Yes, You Can Be Funny And Woke

Todd Phillips is wrong—comedy can still exist without fear of offending people

Comedy is dead. Cause of death: woke culture. At least that’s what Todd Phillips, director of the doom-and-gloom supervillian origin story “The Joker,” thinks.

Phillips, who has also directed comedies like the Hangover Trilogy and “Due Date,” is just another disgruntled comedian with a vendetta against the world for not thinking they’re funny. Sound familiar? Read the plot of “The Joker”—take that for cinematic parallels.

Side note: If “The Joker” is an allegory for what’s coming next, we’re screwed. Is this our punishment for giving “The Hangover Part II” a 33 percent on Rotten Tomatoes?

So, is he right? Did audience hypersensitivity kill comedy? No, of course not. And yet, the idea that PC culture has led to the demise of comedy is a recurring theme that you’ll constantly hear comedians saying, from Chris Rock to Jerry Seinfeld. As much as I love Seinfeld, I’ve got to disagree.

Look, I get the sentiment. But maybe comedians’ jokes aren’t landing anymore because people are tired of comedians using lazy writing as their excuse to be offensive for the sake of offensiveness.

Just last month, disgraced comedian Shane Gillis was fired from Saturday Night Live after racist and homophobic jokes he made during a podcast resurfaced on Twitter. In the podcast from 2018, you can clearly hear Gillis attempt a sort of Chinese accent and complain about the service at Chinese restaurants: “The transaction with the waiter is such a fucking hassle.” Crazy concept: don’t eat there.

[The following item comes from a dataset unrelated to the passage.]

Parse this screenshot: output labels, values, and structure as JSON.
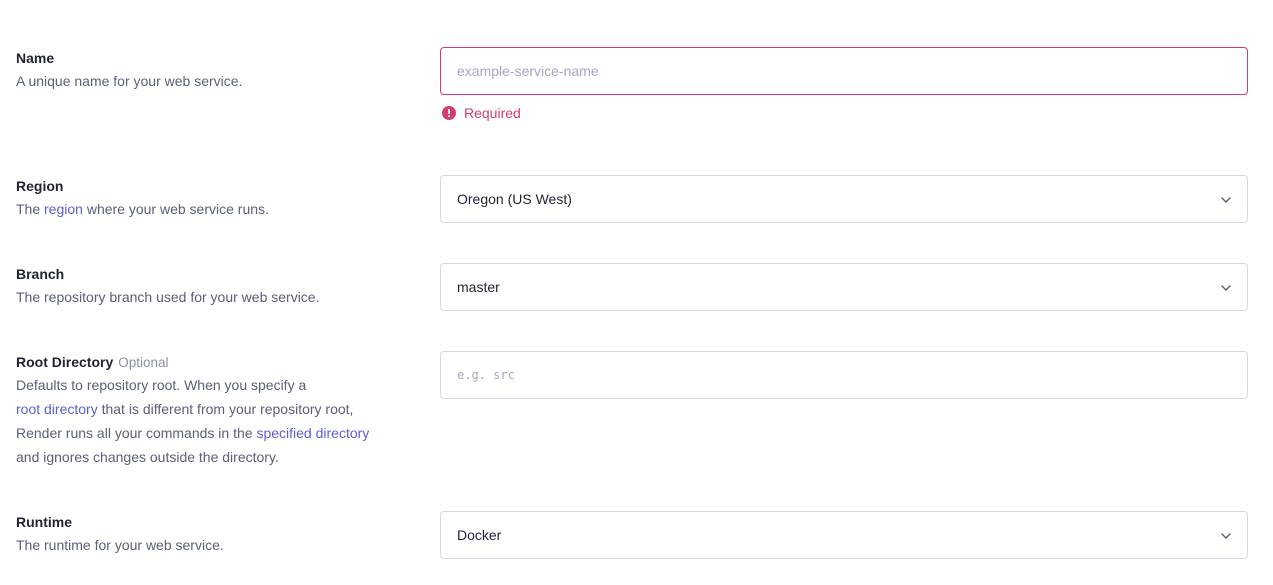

In “joking” about the creation of Chinatown, he goes on to declare, “Let the fucking chinks live there.” And in the best revenge arc ever written, Bowen Yang joined the cast as the third openly gay male and first-ever Chinese-American SNL player this season.

Gillis joins the likes of comedians Kevin Hart and Louis C.K., who have both been caught under fire for their controversial comments on and off the stage.

Though, I’ve got to say Louis C.K. has a lot more issues than being politically incorrect.

In his pseudo-apology after getting the boot from SNL, Shane Gillis tweeted that, in order to be the best comedian he can be, it “requires risks.”

Pursuing a career in stand-up comedy is a gamble, and while trying to make a solid living off of your ability to make crowds laugh is certainly risky business, I don’t know where this idea that you have to be bombastic and controversial to make it in comedy came from.

A key issue in why these comedians are not being received as well anymore is that they’re simply out of touch with their audience. It should not be a shock that Louis C.K.’s jokes about the Parkland school shooting survivors did not sit well with a generation of youth scarred by living in constant fear of these attacks.

It shouldn’t be hard for comedians to write genuinely funny material that abides by today’s woke culture, especially when the foundations of Generation Z humor are quite literally a compilation of six second video loops and a 24-hour meme cycle on Twitter. To a homogeneous audience, racially offensive jokes might slide. To Generation Z, however, the most ethnically diverse age group in American history, many members might find being the butt of the joke on top of years of societal oppression a bit … much.

In the article with Vanity Fair, Phillips said, “Go try to be funny nowadays with this woke culture.” If that was a challenge, comedians like Jaboukie Young-White and John Mulaney have succeeded with flying colors. Young-White, a queer black stand-up comedian and correspondent on “The Daily Show,” has garnered a strong support of nearly half a million followers on Twitter; his tweets have defined millennial humor, effortlessly balancing self-deprecation and managing to convey sarcasm through text.

As for the state of comedy in our ever-changing world of PC and cancel culture? Phoebe Waller-Bridge seems to be doing just fine after her hit comedy series “Fleabag” swept the Emmys last month. And Trevor Noah says hello. Comedians like Waller-Bridge and Young-White have something in common: aside from both having hyphenated last names, they are both the future of comedy—setting prime examples for how comedians can push boundaries in an inclusive, feel-good way that lifts people up. Isn’t that what comedy is about anyway?

So, no, comedy is not dead. It has just changed for the better.